South African state-owned power utility Eskom is in informal discussions with the World Bank Group to change the terms of a USD3.5 million loan in order to avoid having to spend money to cut sulphur oxide emissions from one of its largest power plants. Eskom confirmed that discussions are ongoing, but that no formal decision has been taken. Despite the lack of a formal decision, the report underscores the country’s dire economic outlook, which is signalling a significant downturn over the coming year. Several of the country’s many state-owned enterprises, such as Eskom but also airlines such as South African Airways and SA Express, are highly indebted and are struggling to service their obligations.
Senegal media reported on 19 May that police had seized EUR1.92 billion worth of fake banknotes, denominated in euros, and arrested several suspects in the Mbao area of Pikine, the country’s second-largest city located about 25km east of central Dakar. Media reports are also alleging the major fraud scheme was being orchestrated by an extensive criminal network, including several former high-ranking officials. The seizure is likely to lead to money-laundering and fraud prosecutions of some of those arrested. The case also underscores the risk of fraud to businesses with operations in Senegal, which is a cash-based economy. The sheer volume of cash seized also suggests that great amounts of euro-denominated banknotes may be in circulation across the country, exposing staff and companies to security risks. Companies which manage large amounts of cash should review their internal processes for spotting fake banknotes and ensure that all staff, in particular frontline workers who deal with the cash, are aware of the latest techniques used by banknote fraudsters.
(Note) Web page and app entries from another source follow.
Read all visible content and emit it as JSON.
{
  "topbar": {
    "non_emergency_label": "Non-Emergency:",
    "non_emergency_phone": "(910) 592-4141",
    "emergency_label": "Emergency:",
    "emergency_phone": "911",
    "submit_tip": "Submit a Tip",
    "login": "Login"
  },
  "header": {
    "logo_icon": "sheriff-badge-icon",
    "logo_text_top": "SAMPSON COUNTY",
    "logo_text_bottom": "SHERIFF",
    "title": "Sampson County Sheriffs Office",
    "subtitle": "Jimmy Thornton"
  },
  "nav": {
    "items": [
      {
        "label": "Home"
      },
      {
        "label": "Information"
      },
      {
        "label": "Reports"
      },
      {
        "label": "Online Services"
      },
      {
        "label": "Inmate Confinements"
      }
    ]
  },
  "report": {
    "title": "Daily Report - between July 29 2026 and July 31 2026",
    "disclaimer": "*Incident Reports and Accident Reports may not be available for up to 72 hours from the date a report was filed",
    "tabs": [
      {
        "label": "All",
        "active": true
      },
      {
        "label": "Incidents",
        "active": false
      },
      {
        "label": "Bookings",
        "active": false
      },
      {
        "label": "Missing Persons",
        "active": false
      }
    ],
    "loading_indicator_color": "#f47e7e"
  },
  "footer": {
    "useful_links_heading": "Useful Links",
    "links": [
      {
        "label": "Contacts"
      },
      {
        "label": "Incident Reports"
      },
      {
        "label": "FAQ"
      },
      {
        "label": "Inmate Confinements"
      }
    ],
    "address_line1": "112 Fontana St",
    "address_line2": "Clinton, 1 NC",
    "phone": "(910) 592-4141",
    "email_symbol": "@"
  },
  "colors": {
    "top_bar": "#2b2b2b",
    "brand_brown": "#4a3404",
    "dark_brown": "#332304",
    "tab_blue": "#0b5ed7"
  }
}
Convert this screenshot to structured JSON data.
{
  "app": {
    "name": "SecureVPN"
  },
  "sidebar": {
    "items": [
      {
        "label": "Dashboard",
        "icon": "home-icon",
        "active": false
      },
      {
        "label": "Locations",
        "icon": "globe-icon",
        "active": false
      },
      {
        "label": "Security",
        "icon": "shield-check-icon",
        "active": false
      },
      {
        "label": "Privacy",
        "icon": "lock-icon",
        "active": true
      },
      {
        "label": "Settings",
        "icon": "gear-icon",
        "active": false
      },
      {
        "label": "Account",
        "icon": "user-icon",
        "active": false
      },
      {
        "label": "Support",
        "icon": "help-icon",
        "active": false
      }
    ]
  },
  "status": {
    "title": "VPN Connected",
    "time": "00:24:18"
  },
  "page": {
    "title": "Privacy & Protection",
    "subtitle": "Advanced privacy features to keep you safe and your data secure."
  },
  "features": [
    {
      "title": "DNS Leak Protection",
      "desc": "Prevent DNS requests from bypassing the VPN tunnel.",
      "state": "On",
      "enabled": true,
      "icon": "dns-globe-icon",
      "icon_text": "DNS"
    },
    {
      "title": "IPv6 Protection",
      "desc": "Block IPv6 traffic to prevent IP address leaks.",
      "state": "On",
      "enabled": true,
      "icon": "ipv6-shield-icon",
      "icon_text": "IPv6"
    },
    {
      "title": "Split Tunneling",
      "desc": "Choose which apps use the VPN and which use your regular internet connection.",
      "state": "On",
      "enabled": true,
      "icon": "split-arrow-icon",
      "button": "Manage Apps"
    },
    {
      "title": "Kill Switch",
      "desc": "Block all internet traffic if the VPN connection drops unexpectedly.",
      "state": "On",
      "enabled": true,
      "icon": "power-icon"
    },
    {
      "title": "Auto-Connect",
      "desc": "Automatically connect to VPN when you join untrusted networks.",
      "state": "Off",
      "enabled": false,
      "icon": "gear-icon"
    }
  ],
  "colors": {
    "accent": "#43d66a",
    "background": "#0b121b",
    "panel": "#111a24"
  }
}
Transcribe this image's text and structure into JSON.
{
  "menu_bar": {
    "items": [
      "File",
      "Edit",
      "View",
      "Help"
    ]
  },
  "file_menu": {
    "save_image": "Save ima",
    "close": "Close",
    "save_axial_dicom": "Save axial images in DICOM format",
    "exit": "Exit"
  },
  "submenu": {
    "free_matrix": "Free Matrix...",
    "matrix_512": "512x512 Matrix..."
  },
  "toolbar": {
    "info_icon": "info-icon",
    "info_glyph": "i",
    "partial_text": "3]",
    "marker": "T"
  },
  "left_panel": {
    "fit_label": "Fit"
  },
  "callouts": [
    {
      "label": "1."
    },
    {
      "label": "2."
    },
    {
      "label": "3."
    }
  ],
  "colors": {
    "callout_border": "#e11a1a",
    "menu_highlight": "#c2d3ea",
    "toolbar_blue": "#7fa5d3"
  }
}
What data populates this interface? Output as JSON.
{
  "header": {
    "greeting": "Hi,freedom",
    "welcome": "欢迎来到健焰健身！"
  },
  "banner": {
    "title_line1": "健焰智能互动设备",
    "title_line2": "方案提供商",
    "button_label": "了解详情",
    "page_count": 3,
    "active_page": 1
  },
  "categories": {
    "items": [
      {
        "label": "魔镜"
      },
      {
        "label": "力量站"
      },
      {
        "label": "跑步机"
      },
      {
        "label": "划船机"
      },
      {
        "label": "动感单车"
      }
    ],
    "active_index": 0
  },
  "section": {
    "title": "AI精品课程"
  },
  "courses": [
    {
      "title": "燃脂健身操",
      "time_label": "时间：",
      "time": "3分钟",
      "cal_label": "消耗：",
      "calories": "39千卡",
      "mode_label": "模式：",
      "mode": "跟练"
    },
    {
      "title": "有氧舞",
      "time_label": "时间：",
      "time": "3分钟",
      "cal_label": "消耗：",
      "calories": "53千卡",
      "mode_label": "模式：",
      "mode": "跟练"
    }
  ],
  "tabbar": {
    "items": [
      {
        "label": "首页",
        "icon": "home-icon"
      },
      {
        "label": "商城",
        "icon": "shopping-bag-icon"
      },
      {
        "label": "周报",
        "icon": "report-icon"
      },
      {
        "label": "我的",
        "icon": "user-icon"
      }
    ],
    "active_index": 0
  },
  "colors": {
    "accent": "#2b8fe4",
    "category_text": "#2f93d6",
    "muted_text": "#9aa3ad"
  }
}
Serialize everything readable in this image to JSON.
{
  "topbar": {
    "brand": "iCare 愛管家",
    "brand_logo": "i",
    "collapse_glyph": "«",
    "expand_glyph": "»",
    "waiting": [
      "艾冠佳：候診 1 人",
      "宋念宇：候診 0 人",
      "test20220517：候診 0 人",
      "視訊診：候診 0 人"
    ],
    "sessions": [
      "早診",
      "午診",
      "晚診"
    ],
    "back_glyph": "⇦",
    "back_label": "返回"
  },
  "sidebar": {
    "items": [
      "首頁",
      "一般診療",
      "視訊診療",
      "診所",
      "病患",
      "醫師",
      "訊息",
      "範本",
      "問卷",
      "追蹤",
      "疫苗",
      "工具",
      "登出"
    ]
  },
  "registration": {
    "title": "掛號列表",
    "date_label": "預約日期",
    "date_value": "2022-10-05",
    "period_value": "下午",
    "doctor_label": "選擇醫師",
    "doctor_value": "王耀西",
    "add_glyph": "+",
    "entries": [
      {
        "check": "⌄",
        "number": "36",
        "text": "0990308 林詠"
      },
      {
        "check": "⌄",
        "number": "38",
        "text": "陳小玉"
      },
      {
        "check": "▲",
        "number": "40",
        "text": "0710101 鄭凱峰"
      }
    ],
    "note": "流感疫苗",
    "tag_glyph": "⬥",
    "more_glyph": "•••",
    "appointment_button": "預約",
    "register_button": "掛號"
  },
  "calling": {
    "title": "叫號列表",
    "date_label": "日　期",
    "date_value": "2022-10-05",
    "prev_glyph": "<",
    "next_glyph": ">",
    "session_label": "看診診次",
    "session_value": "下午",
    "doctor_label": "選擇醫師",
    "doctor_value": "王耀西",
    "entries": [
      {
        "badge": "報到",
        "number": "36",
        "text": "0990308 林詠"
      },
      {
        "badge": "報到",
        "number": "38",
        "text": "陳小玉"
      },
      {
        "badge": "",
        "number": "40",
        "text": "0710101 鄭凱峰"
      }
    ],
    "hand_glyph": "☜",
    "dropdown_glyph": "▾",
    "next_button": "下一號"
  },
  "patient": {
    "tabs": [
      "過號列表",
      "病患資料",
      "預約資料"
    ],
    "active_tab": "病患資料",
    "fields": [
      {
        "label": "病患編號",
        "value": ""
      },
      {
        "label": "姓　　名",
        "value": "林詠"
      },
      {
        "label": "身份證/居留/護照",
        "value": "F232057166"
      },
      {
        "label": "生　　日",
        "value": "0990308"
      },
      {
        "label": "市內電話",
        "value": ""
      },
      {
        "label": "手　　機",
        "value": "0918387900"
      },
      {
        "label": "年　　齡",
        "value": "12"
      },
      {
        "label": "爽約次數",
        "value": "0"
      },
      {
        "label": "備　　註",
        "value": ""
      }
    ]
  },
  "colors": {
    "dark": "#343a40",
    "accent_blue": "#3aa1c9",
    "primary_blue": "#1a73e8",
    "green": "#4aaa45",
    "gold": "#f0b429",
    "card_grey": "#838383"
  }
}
The Madagascan central banking institution, Banky Foiben’i Madagasikara (BFM), announced on 20 May that it has temporarily suspended foreign exchange operations in the capital Antananarivo, as well as the cities of Toamasina, Fianarantsoa, and Ambatondrazaka. This is to ensure currency traders can respect the government’s recommendations for physical distancing to slow the spread of COVID-19 in-country. All the affected cities are located in regions that are currently under strict travel restrictions and curfews. While the BFM did not say when it anticipates operations to resume, the suspension is likely to remain in place for as long as the lockdowns of Analamanga, Atsinanana and Haute Matsiatra regions remain in place. Managers should conduct online transactions where practical and inform their clients and service providers about the interrupted service to mitigate the risk of penalties and other additional fees.